Oral sex involves using the mouth to stimulate the penis fellatio , vagina cunnilingus , or anus anilingus. However, it is hard to know the exact risk because a lot of people who have oral sex also have anal or vaginal sex. The type of oral sex that may be the riskiest is mouth-to-penis oral sex. But the risk is still very low, and much lower than with anal or vaginal sex. Though the risk of HIV transmission through oral sex is low, several factors may increase that risk, including sores in the mouth or vagina or on the penis, bleeding gums, oral contact with menstrual blood, and the presence of other sexually transmitted diseases STDs.
What is it, how do you do it, and most importantly — how can you stay safe? Like most types of sex, it can take a little bit of practice, and talking with your partner to work out what you like best, how to get off, and what your partner likes best will really help. Yes, yes it is. The bad news is that you can still get STIs like herpes , gonorrhoea and chlamydia.
Oral Sex & You: What you need to know to prevent sexually transmitted infections (STIs)
Just like the rest of your sex routine, oral benefits from regularly mixing it up. Mix up your oral game by physically moving around and trying new positions, just like you do in the rest of your sex life. The more body parts that are in the air, the better. Mix it all up by bringing your sex life into new and unexpected places. If your mouth and hands are tired they do a lot of work all day, we get it!

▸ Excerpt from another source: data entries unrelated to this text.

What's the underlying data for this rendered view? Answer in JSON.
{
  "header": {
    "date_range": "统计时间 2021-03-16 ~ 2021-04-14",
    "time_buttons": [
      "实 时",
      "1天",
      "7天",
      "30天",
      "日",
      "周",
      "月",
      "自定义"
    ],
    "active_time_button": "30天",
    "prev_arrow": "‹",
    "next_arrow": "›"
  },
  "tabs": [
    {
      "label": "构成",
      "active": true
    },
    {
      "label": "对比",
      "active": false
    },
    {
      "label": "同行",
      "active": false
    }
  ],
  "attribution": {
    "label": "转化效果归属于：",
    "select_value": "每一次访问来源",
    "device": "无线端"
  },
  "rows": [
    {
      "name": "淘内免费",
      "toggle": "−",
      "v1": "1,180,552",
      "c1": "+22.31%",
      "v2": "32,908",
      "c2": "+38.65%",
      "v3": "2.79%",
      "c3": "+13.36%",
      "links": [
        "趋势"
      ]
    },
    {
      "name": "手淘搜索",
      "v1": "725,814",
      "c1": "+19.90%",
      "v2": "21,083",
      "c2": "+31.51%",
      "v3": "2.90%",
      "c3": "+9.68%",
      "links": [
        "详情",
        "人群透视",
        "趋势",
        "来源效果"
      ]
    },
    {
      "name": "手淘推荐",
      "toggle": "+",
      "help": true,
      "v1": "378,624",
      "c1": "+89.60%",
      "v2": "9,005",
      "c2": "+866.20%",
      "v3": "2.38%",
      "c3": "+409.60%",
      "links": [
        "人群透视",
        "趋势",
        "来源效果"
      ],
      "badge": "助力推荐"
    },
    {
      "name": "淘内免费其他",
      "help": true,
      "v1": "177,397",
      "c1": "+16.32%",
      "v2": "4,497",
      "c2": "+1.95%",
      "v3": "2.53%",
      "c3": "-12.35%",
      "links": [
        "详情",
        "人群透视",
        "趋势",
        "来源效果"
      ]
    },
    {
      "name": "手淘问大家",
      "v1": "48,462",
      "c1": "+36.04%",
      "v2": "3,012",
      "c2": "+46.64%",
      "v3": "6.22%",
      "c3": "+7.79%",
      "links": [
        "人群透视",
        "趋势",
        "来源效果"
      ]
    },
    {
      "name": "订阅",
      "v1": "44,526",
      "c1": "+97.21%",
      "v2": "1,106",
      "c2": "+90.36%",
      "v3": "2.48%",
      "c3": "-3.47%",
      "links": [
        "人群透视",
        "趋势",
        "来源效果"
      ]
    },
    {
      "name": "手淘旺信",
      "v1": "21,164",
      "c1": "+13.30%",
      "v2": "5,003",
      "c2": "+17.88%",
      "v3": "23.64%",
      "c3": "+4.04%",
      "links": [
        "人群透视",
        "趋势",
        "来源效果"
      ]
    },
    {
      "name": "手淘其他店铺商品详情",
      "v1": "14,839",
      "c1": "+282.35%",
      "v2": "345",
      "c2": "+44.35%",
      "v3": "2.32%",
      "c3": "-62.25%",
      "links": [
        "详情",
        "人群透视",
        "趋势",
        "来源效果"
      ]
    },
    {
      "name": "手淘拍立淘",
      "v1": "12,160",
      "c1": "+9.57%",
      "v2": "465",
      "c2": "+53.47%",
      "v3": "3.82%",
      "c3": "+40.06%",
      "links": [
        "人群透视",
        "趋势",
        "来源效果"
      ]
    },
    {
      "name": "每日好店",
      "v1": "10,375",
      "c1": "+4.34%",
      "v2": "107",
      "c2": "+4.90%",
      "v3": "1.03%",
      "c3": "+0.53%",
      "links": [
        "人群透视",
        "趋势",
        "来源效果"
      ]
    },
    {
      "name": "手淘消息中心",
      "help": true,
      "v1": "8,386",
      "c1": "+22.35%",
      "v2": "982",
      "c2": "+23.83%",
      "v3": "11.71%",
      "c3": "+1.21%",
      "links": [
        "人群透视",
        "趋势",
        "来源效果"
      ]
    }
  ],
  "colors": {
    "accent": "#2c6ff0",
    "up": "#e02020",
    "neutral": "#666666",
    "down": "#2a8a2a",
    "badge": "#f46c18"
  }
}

Back to Sexual health. Oral sex is when you stimulate your partner's genitals with your mouth, lips or tongue. This could involve sucking or licking their penis also called fellatio , vagina, vulva or clitoris cunnilingus , or anus anilingus. If you're going to have oral sex with your partner, try different techniques until you find out what you both enjoy. Get more tips on how to make the most of your sex life.